2 Gagra Resort Community
Gagra is an ancient community, recognized in the wake of the Russo-Turkish War of 1877–1878 for its potential as a resort area by Duke Alexander Petrovich of Oldenburg. To attract visitors, Petrovich built a palace and community replete with imported tropical trees and animals. The fortunes of Gagra rose and fell through various regime changes and conflicts, but eventually, the community came to flourish and was dubbed the “Soviet Riviera.” The Duke’s castle became a hotel known as “The Seagull.”

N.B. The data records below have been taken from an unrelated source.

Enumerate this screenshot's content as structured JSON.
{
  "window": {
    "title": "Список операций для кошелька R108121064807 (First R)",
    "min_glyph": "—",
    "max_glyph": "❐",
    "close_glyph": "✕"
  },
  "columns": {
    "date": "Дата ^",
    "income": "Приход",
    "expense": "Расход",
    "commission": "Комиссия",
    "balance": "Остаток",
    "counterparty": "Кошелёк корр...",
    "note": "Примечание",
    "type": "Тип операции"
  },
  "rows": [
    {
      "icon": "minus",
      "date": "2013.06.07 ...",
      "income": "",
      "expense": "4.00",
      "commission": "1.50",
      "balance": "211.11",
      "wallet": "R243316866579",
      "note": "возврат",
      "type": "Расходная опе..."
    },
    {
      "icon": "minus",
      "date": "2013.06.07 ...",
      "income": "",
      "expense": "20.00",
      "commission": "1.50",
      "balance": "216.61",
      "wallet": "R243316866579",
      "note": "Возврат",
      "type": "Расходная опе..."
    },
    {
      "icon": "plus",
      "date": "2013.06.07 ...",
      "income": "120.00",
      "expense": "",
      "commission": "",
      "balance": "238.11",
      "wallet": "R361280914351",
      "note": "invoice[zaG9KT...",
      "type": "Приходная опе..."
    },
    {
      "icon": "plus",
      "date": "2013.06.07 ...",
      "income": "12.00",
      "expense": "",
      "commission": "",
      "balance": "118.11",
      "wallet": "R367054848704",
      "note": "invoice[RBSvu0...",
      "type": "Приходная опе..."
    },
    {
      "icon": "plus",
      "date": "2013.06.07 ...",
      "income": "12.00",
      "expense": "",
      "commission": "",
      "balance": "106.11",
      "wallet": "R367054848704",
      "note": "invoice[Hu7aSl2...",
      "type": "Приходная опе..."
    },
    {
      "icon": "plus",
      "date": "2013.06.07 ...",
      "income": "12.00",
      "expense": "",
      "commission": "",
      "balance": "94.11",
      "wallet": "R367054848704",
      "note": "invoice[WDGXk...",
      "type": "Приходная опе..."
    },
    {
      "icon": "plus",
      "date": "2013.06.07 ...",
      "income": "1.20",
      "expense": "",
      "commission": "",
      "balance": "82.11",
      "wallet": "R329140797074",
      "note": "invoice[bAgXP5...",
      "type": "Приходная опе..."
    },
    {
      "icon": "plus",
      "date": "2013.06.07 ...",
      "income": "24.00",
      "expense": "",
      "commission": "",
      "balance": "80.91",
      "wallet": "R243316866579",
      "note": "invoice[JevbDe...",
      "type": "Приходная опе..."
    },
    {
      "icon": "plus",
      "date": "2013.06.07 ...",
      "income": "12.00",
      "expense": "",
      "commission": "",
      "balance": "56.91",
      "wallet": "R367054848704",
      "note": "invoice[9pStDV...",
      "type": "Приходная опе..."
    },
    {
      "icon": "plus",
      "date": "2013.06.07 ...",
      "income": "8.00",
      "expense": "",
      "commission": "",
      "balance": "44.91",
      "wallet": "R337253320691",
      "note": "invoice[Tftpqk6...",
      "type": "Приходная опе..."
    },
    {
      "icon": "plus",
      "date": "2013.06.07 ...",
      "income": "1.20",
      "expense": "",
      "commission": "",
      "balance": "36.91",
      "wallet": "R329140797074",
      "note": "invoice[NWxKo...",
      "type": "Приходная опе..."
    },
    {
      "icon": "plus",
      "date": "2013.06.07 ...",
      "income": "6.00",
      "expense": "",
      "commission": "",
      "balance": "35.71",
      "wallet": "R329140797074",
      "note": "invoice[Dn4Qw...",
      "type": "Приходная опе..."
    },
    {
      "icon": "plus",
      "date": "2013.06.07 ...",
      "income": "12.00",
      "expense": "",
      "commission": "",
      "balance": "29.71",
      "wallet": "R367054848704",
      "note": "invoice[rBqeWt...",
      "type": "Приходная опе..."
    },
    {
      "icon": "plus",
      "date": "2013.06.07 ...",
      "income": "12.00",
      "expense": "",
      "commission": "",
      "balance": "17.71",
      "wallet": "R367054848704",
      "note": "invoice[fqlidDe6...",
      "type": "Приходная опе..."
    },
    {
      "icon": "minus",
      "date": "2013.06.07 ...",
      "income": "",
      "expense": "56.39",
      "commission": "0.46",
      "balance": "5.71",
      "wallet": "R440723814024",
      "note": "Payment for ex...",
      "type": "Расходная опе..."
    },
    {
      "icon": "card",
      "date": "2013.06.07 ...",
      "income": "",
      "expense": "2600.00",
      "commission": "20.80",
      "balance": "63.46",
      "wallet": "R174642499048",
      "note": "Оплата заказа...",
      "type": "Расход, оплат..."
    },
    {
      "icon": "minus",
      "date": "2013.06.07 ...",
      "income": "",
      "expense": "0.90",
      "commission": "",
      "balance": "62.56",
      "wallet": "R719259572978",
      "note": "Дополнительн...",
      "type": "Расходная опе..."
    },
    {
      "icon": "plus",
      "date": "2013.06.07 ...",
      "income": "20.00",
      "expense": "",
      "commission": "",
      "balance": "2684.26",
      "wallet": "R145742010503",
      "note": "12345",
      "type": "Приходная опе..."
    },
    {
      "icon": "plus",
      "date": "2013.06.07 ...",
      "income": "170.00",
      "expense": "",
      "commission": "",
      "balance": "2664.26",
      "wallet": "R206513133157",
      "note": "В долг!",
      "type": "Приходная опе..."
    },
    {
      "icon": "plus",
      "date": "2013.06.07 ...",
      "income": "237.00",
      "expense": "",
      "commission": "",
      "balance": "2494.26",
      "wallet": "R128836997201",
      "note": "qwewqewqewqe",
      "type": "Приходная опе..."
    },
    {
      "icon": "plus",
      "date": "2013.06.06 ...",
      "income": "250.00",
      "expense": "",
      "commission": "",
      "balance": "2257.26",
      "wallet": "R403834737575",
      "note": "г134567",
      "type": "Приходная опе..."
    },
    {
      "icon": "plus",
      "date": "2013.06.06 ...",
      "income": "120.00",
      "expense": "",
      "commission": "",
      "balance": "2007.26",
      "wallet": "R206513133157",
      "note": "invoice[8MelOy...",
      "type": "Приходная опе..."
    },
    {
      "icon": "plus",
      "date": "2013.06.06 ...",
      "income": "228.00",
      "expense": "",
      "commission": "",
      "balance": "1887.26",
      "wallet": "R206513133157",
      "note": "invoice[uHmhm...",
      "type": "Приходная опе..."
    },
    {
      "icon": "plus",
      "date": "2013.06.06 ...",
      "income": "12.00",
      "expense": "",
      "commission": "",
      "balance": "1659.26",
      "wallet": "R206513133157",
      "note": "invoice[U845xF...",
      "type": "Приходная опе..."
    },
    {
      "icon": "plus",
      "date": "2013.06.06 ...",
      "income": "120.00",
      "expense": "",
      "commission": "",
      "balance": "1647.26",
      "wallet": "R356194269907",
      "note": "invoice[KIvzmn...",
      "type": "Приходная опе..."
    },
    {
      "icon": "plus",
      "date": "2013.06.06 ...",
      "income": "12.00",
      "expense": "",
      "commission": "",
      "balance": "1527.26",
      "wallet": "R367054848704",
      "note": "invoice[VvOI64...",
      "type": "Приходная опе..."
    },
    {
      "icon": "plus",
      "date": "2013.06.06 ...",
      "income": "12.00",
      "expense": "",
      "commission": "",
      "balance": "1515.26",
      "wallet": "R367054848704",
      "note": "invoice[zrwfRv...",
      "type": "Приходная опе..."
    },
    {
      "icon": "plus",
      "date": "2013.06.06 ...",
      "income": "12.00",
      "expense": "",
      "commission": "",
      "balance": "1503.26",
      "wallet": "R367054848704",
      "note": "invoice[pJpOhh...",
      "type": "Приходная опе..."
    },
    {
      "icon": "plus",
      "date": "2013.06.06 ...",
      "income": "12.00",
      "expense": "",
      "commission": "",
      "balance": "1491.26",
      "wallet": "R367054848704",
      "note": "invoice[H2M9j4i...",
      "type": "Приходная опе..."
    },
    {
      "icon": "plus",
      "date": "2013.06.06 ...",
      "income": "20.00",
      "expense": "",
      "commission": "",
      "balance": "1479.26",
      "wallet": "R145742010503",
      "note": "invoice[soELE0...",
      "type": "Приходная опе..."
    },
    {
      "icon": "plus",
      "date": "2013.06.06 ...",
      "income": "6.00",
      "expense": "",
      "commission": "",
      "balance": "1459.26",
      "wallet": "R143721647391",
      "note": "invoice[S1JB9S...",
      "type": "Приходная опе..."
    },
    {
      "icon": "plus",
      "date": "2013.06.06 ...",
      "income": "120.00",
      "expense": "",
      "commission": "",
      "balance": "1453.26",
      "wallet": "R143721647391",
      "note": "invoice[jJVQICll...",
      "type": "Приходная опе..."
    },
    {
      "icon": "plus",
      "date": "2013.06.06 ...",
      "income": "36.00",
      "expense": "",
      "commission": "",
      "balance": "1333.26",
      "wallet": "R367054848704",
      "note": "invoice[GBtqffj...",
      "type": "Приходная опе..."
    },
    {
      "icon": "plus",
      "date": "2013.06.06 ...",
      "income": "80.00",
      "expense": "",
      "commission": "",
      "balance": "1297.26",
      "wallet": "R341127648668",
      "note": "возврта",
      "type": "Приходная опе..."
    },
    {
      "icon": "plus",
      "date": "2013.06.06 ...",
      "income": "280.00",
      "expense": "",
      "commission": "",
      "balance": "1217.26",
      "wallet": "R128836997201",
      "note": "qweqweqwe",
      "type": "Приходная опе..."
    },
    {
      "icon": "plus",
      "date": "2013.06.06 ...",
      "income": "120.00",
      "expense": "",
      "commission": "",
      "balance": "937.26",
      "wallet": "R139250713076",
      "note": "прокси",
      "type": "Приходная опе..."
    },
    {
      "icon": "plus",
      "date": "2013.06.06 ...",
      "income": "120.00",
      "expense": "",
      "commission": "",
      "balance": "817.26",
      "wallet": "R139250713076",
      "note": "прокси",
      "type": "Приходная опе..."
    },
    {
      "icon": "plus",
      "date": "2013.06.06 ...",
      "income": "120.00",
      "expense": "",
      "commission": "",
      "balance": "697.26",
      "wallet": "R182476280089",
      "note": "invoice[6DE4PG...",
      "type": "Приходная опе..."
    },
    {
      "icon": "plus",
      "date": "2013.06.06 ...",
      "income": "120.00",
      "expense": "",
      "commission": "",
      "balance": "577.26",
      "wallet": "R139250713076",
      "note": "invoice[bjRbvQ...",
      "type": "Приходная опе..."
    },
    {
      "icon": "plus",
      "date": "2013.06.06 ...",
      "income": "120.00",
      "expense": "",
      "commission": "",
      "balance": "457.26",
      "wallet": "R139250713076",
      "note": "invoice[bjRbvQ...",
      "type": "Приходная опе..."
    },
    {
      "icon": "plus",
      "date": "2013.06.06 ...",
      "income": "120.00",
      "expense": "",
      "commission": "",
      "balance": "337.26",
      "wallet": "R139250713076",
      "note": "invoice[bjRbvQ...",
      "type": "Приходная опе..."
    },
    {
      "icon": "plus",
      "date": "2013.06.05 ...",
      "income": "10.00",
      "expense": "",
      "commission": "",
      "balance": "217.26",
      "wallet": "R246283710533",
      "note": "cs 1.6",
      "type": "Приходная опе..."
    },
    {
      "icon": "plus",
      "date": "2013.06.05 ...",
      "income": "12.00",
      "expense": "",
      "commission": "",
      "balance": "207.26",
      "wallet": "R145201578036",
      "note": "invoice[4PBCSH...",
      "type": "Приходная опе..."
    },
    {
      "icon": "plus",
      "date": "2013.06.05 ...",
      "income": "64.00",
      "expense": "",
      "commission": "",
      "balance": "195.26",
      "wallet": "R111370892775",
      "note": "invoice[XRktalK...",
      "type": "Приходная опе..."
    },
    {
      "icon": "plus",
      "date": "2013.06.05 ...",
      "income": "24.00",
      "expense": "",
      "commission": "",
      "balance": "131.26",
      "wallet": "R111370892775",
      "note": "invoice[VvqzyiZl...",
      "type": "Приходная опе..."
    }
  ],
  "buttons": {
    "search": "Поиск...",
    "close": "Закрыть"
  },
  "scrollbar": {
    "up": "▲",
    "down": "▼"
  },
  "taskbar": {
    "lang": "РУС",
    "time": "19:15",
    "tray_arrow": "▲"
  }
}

After the USSR fragmented, Gagra became a part of modern-day Georgia. However, the native Abkhaz people yearned to carve off a portion of western Georgia for themselves and declared war in 1992. The resulting conflict was as savage as any ever waged. The Abkhaz separatists began a campaign of ethnic cleansing, subjecting Georgians—as well as Greeks, Armenians, and others—to rape, torture, and murder, the chilling specifics of which needn’t be rehashed. The ultimate death toll is unknown, but likely exceeded 10,000, with many thousands more left as wandering refugees.
The Seagull and much the rest of the Gagra resort area was subsequently abandoned, becoming a ghost town with a sinister legacy of death. Decorative pools swarm with algae, buildings are gutted and pocked by gunfire, and the ghosts of the past slither among the ruins.
1 Grossinger’s Catskill Resort And Hotel
Grossinger’s Resort in the Catskill Mountains of New York is probably best-known as one of the inspirations for Dirty Dancing, Patrick Swayze’s star vehicle. During its heyday in the 1950s and ’60s, Grossinger’s was one of the jewels of the “Borscht Belt,” one of the preeminent tourist destinations in all the world. Its stages attracted the best comedians, such Mel Brooks, Danny Kaye, and Jackie Mason. It was visited by famous sports stars and boxer Rocky Marciano even trained there. The ballroom saw many black-tie dinners and dancing into the wee hours. The hotel was like a city unto itself and even had its own landing strip.
Business fell off precipitously in the 1970s, when young people began to flock to tropical destinations like Hawaii and the Bahamas, turning a blind eye to stodgy institutions like Grossinger’s. The hotel limped along for a few more years before finally closing its doors in 1986. More than 25 years later, only the golf course remains open.
Grossinger’s has become a popular spot for “urban explorers.” The photos they take paint an eerie picture of decayed glory. Graffiti abounds, fixtures have been torn from the walls, and plaster and broken glass litter mildewed carpets. Offices are stacked with paperwork dating from the Reagan administration. Easily the most surreal part of the hotel is its natatorium, which boasts an Olympic-sized swimming pool. Trash sits in a few brackish inches of water in the deep end. The greenhouse effect of its massive windows has caused a fecund growth of moss, weeds, and ferns amidst the scattered deck chairs, proving once and for all that nature finds a way.
Mike Devlin is an aspiring novelist.